> [Task instructions] Please reproduce every entry, keeping each one exact.

=== Section Start ===

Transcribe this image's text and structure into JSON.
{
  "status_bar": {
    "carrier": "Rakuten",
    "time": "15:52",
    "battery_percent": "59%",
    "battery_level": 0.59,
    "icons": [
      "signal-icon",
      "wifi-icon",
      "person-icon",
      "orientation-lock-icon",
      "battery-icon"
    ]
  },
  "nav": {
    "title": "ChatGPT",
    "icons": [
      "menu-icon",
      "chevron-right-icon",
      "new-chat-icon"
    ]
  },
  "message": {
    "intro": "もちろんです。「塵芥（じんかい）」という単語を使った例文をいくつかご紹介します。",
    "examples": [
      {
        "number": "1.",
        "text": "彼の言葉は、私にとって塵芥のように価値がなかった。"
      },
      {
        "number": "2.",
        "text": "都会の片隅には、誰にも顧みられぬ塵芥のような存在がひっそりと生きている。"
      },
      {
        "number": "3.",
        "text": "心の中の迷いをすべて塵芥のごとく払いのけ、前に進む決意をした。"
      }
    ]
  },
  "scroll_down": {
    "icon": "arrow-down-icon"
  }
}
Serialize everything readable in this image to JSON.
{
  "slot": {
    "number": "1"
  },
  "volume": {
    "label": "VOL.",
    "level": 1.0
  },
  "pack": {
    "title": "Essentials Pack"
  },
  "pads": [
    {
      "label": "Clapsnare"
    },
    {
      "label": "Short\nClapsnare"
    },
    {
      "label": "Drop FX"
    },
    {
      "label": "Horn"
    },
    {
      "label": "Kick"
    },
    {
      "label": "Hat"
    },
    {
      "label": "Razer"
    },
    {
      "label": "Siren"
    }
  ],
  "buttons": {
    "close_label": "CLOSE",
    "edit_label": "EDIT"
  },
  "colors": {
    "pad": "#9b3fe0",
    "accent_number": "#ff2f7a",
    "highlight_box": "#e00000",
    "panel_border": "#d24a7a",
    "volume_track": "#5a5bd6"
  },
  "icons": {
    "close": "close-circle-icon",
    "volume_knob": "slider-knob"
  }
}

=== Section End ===

> [Response to the task]
Transcribe this image's text and structure into JSON.
{
  "status_bar": {
    "carrier": "Rakuten",
    "time": "15:52",
    "battery_percent": "59%",
    "battery_level": 0.59,
    "icons": [
      "signal-icon",
      "wifi-icon",
      "person-icon",
      "orientation-lock-icon",
      "battery-icon"
    ]
  },
  "nav": {
    "title": "ChatGPT",
    "icons": [
      "menu-icon",
      "chevron-right-icon",
      "new-chat-icon"
    ]
  },
  "message": {
    "intro": "もちろんです。「塵芥（じんかい）」という単語を使った例文をいくつかご紹介します。",
    "examples": [
      {
        "number": "1.",
        "text": "彼の言葉は、私にとって塵芥のように価値がなかった。"
      },
      {
        "number": "2.",
        "text": "都会の片隅には、誰にも顧みられぬ塵芥のような存在がひっそりと生きている。"
      },
      {
        "number": "3.",
        "text": "心の中の迷いをすべて塵芥のごとく払いのけ、前に進む決意をした。"
      }
    ]
  },
  "scroll_down": {
    "icon": "arrow-down-icon"
  }
}
Serialize everything readable in this image to JSON.
{
  "slot": {
    "number": "1"
  },
  "volume": {
    "label": "VOL.",
    "level": 1.0
  },
  "pack": {
    "title": "Essentials Pack"
  },
  "pads": [
    {
      "label": "Clapsnare"
    },
    {
      "label": "Short\nClapsnare"
    },
    {
      "label": "Drop FX"
    },
    {
      "label": "Horn"
    },
    {
      "label": "Kick"
    },
    {
      "label": "Hat"
    },
    {
      "label": "Razer"
    },
    {
      "label": "Siren"
    }
  ],
  "buttons": {
    "close_label": "CLOSE",
    "edit_label": "EDIT"
  },
  "colors": {
    "pad": "#9b3fe0",
    "accent_number": "#ff2f7a",
    "highlight_box": "#e00000",
    "panel_border": "#d24a7a",
    "volume_track": "#5a5bd6"
  },
  "icons": {
    "close": "close-circle-icon",
    "volume_knob": "slider-knob"
  }
}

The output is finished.